(Interface dataset entries)
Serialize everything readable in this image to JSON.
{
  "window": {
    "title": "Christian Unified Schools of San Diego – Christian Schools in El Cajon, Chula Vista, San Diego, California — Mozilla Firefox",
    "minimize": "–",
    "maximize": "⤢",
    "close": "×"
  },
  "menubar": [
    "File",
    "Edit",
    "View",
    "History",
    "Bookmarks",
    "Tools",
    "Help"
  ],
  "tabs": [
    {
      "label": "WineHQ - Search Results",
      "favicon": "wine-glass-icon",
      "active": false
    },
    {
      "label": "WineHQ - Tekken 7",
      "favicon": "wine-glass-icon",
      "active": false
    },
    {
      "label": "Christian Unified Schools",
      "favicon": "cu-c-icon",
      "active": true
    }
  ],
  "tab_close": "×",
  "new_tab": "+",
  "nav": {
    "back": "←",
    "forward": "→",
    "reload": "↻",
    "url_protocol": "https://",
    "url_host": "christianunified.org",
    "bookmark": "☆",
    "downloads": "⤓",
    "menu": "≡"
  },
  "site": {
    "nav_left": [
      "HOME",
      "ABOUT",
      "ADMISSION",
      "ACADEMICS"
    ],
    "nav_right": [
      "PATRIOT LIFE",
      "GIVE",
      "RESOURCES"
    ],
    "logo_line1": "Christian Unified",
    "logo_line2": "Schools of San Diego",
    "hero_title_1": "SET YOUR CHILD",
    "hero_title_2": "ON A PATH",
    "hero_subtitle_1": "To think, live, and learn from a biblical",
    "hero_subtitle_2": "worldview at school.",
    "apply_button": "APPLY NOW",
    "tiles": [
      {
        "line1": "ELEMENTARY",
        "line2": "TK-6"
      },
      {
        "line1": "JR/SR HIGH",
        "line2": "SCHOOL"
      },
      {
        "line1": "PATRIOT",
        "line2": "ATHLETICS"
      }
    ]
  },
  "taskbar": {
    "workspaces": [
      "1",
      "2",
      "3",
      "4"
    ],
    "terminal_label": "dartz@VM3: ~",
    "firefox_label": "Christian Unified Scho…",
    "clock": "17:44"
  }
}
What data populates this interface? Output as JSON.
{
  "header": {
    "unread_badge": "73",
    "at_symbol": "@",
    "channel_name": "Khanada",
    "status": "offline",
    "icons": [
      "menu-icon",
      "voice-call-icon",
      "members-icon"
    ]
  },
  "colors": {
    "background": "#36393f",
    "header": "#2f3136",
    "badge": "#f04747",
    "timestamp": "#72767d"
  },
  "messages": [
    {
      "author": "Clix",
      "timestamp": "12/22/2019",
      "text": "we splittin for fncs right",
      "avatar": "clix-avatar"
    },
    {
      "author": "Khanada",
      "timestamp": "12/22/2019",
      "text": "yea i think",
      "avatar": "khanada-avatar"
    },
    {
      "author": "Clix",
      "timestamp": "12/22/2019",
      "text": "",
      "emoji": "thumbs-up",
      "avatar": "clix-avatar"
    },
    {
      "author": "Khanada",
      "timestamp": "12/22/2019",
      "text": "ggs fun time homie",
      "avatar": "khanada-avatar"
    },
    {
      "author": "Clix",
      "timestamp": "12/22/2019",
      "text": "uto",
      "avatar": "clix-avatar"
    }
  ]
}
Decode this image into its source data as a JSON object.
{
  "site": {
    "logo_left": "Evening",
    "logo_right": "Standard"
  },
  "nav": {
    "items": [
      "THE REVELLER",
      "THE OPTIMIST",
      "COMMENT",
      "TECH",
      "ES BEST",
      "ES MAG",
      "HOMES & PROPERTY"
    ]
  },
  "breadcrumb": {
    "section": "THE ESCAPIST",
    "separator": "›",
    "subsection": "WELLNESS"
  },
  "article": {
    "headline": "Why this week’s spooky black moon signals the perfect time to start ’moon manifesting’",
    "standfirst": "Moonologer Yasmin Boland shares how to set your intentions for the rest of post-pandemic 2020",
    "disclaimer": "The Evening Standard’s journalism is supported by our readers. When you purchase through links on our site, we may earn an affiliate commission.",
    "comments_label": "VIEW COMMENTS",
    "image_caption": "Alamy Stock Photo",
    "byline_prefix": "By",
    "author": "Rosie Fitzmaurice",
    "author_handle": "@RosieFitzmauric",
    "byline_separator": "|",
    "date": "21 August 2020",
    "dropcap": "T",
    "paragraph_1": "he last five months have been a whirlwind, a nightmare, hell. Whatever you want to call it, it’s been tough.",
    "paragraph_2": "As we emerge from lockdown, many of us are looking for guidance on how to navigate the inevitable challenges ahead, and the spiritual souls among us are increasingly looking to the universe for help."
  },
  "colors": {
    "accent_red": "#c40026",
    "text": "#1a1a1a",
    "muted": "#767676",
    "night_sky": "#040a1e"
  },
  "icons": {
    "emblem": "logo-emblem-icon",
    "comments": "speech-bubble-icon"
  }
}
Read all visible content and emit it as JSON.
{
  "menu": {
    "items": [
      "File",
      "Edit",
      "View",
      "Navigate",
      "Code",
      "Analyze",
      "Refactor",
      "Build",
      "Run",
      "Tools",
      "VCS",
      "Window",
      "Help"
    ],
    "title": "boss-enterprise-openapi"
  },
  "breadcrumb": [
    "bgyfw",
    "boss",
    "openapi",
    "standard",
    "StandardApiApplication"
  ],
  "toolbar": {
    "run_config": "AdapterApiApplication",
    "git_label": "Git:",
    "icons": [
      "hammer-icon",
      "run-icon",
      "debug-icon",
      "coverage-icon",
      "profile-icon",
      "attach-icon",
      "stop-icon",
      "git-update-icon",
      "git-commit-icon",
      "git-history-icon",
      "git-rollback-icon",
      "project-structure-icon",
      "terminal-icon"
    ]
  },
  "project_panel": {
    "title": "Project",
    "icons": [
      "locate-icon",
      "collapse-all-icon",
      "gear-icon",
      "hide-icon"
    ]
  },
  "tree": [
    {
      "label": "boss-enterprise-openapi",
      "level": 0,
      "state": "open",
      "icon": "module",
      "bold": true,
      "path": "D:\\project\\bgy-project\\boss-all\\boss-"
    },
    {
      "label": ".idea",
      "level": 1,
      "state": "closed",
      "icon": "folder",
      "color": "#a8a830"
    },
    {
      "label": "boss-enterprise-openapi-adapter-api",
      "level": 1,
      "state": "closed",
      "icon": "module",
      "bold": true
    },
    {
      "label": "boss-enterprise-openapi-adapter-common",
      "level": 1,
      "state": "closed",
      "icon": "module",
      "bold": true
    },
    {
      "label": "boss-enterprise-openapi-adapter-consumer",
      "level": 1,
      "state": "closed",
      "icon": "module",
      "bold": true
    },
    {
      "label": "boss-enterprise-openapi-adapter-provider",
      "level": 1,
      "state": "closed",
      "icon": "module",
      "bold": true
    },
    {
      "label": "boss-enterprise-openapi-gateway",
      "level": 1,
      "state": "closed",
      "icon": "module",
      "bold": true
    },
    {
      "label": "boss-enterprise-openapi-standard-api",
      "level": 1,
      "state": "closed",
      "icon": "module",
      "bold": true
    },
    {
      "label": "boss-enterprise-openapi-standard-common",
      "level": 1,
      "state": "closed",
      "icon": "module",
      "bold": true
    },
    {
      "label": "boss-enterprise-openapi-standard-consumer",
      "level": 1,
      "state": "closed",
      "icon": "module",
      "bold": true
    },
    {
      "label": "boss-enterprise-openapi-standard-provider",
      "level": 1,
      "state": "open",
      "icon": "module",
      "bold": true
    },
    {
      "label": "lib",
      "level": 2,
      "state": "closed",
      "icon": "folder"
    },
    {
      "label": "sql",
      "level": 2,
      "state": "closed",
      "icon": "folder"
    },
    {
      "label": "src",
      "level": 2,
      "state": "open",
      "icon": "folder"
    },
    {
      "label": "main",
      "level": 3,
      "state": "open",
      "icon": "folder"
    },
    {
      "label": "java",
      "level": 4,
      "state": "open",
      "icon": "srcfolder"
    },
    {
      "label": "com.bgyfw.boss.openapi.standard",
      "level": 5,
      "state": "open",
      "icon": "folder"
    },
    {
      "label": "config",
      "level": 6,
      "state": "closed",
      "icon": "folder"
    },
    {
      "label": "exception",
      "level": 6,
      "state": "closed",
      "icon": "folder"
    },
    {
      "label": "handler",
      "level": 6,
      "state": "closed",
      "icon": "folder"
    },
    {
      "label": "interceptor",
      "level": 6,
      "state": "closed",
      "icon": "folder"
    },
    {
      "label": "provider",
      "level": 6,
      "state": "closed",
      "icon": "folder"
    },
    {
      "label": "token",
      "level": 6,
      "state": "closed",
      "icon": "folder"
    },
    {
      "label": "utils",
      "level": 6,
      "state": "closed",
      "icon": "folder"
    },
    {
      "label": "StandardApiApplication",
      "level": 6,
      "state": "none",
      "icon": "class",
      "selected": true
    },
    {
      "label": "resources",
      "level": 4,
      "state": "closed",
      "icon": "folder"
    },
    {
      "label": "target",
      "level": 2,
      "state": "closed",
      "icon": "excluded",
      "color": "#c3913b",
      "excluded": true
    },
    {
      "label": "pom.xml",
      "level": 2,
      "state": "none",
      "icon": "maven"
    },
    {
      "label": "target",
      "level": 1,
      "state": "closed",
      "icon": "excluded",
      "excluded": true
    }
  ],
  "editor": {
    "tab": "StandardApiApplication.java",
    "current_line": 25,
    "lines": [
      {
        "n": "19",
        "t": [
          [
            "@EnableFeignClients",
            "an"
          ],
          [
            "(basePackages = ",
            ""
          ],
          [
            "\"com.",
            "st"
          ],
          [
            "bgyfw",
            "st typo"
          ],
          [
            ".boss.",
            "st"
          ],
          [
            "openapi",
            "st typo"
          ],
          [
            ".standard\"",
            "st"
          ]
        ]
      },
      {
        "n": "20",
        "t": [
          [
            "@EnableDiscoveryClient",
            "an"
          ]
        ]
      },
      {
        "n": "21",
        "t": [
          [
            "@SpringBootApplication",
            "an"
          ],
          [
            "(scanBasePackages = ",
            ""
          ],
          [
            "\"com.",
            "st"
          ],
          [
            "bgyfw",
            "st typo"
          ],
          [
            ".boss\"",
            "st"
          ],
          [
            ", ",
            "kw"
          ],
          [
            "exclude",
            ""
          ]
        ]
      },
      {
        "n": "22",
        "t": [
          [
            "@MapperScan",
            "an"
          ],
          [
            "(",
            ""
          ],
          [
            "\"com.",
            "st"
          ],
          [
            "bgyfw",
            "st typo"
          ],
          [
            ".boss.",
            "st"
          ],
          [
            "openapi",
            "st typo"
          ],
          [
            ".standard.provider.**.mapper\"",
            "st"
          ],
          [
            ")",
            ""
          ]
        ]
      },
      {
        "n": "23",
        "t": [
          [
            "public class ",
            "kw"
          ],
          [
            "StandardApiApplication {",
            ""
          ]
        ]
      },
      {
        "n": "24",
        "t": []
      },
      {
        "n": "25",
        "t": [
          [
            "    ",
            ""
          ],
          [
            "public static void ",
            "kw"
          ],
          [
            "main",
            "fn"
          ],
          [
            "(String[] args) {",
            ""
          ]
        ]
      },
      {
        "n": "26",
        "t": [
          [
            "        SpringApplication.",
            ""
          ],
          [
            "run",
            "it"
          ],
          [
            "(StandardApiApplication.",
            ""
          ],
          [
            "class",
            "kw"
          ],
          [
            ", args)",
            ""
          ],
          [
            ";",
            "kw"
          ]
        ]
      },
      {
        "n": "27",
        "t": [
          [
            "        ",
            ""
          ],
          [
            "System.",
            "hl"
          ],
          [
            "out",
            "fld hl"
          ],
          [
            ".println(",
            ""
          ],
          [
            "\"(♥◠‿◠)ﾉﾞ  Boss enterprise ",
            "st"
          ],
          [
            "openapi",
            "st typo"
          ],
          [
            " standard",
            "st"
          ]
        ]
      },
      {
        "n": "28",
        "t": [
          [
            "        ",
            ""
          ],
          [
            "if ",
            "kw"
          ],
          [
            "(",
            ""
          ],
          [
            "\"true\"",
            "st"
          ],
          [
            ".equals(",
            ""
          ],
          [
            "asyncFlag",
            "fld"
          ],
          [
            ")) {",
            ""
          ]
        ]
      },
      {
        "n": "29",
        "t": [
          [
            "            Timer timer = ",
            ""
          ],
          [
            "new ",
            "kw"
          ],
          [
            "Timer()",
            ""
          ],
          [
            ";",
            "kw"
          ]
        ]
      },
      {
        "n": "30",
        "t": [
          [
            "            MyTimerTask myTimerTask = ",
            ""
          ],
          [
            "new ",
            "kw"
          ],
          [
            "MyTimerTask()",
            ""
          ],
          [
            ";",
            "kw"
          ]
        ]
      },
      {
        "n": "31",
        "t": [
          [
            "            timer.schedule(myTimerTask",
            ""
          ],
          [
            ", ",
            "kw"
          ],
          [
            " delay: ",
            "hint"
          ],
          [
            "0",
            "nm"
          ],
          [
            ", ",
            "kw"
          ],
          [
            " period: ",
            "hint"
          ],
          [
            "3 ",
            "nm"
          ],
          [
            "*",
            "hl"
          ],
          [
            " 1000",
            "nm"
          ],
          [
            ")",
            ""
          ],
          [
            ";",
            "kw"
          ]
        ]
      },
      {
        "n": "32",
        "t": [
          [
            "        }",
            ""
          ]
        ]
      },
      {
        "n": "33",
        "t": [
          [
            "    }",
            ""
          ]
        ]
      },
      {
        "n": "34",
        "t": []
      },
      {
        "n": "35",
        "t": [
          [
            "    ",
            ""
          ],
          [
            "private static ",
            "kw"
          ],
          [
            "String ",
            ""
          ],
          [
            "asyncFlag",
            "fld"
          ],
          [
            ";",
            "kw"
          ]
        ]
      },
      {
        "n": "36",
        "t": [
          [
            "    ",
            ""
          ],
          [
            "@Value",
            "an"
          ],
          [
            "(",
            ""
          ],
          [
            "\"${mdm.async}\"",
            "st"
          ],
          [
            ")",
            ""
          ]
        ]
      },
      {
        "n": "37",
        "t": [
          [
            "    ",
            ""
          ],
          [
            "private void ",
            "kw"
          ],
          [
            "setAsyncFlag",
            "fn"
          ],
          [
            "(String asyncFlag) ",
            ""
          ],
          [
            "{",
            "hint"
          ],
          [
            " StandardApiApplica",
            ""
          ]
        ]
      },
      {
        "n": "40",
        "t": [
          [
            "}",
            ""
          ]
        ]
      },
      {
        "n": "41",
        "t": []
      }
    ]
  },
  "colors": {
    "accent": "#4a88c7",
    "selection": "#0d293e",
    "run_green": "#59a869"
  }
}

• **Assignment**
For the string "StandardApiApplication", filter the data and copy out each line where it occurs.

• **Result of this task**
    "StandardApiApplication"
      "label": "StandardApiApplication",
    "tab": "StandardApiApplication.java",
            "StandardApiApplication {",
            "(StandardApiApplication.",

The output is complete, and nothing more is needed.